I felt a deep sadness on Wednesday when rioters attacked the Capitol. Sadness for the country, sadness for my fellow citizens, and sadness for the city that I love.
I first visited Washington, D.C. when I was in 8th grade for the stereotypical tourist trip. I think maybe I initially wanted to adopt the aloof, unimpressed, too-cool-for-school teenager demeanor, but I just freaking loved it and quickly abandoned that charade. I loved the museums, the monuments, the history, and the light. Have you noticed how light and clean the city is compared to many other big cities? Eventually I figured out that the light comes from the wide streets, the wide sidewalks, and the height limits on buildings. But that light has never failed to strike me.
I returned when I was 18 for college. I refused to attend a university with the typical college campus. I adored that the George Washington University campus blended into the city — the possibility of disappearing into the hustle and bustle of daily life was very appealing. I still find the anonymity of the city to be delightful, but I also started to identify the smallness of the city.
You can walk from one side of the city to another relatively easily. It’s not that big and even as an eighteen year-old I felt like I could get my arms around it. I learned about the fun local restaurant spots, the secret holes-in-the-wall, the metro lines and stops to avoid, the best bus lines, and the good parks. I spent countless nights in college walking up and down the mall. The monuments and the mall are extraordinary in all seasons, but my favorite is the winter — especially in the snow. There is nothing like the silence and solitude on the paths on either side of the reflecting pool in the middle of a blizzard.
Did you know that the best time to visit the Lincoln is mid-week, in winter, at night? There are always people there, it’s a universal rule I think, but that’s when it’s quietest. Did you know that during summer nights, bats patrol the skies above the reflecting pool protecting tourists from mosquitoes? Did you know that in October, just before the first real frost, giant, truly terrifying spiders build webs across the wreaths above the pillars in the World War II monuments? You won’t see them during the day, you have to go at night. Then you won’t sleep for a week.

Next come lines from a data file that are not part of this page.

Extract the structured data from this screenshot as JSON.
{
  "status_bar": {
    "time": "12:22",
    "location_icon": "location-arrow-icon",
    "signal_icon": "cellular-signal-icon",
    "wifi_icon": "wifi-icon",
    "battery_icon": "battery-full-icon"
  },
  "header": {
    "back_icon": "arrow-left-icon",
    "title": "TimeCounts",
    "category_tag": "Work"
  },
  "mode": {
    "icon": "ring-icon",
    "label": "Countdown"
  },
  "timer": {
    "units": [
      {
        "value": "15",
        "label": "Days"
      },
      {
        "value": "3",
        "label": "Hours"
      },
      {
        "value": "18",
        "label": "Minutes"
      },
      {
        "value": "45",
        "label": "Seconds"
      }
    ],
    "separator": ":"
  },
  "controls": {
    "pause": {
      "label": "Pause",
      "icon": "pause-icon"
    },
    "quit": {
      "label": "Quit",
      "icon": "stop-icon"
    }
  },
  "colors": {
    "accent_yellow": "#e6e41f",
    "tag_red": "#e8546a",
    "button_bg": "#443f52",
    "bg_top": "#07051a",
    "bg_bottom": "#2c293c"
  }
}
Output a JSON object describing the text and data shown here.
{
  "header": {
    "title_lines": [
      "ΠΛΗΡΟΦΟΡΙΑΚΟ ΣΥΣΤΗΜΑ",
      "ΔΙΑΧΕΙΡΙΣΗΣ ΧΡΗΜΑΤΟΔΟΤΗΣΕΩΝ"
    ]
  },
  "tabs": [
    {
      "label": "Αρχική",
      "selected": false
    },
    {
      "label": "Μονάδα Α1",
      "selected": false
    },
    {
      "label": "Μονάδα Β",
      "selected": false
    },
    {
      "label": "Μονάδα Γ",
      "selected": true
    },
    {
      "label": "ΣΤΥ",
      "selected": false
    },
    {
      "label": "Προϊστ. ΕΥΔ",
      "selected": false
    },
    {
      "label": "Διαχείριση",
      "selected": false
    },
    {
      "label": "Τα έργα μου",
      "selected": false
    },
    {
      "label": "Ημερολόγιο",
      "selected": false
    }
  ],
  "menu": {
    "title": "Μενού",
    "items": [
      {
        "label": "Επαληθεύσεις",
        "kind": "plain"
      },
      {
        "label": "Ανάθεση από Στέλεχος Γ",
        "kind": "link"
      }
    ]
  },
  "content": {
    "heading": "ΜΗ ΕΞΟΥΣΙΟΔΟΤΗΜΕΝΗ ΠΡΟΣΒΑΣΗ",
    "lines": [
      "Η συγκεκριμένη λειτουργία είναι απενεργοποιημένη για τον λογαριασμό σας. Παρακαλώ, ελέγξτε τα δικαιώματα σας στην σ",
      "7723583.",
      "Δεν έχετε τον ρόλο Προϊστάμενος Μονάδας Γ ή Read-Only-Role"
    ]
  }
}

There is a natural comradery of D.C. locals — either born and raised, or adopted Washingtonians — especially in their shared annoyance with tourists. April — July are the worst. You can’t walk down sidewalks without having to step around groups decked out in the Washington, D.C., FBI, CIA, or American Flag sweatshirts and hats that are available for purchase on every corner. You can tell who is a local by how they use escalators. Unless you want to get yelled at, please, please walk on the left, stand on the right. Don’t block commuters trying to get to work, especially during rush hour.
And yet, there is something truly magical that so many people want to see the sights in my backyard. After many years of landing at National Airport, I learned which side of the plane to look out of to see the Washington Monument. If you are lucky enough to get the right flight plan, flying right next to the monument is nothing short of extraordinary. I get chills every time.
Driving up the GW Parkway in Virginia is one of the most beautiful drives. The views of the Capitol, the Lincoln, the Jefferson, and the Washington Monuments is the stuff postcards were designed to capture. Especially in the spring, when the dogwoods and tulips are in bloom. It almost looks fake.
I’ve left the city again and again. I get annoyed with the suffocating summers, or I start to get twitchy and want to explore someplace new. But I keep coming back. Again, and again, and again. I’ve lived here longer as an adult than anywhere else. It’s home.
I’m very aware that the city often falls short of this lofty vision. Homelessness is a constant problem, exacerbated by the increasing gentrification within the city limits. The gentrification is an issue within itself, as it displaces families, erases local history and culture, and pushes out the individuals that have lived in the city for generations. Segregation is still alive and well. The city is expensive, theater culture has been slow to develop, and the lack of statehood is wildly unfair. There is a certain swampiness of the political culture and a vibe that can be nauseating at times.
But I love that it has so much potential. These extraordinary symbols of democratic values flank the mall and stand as bookends to the city, reminding all citizens and visitors of what the country could be and should be. The opening line of the U.S. Constitution states, “We the People of the United States, in Order to form a more perfect Union…” This line doesn’t mean that the Union was perfect when it was created, but rather that there should be an ongoing effort to make it better. That’s what Washington, D.C. means to me.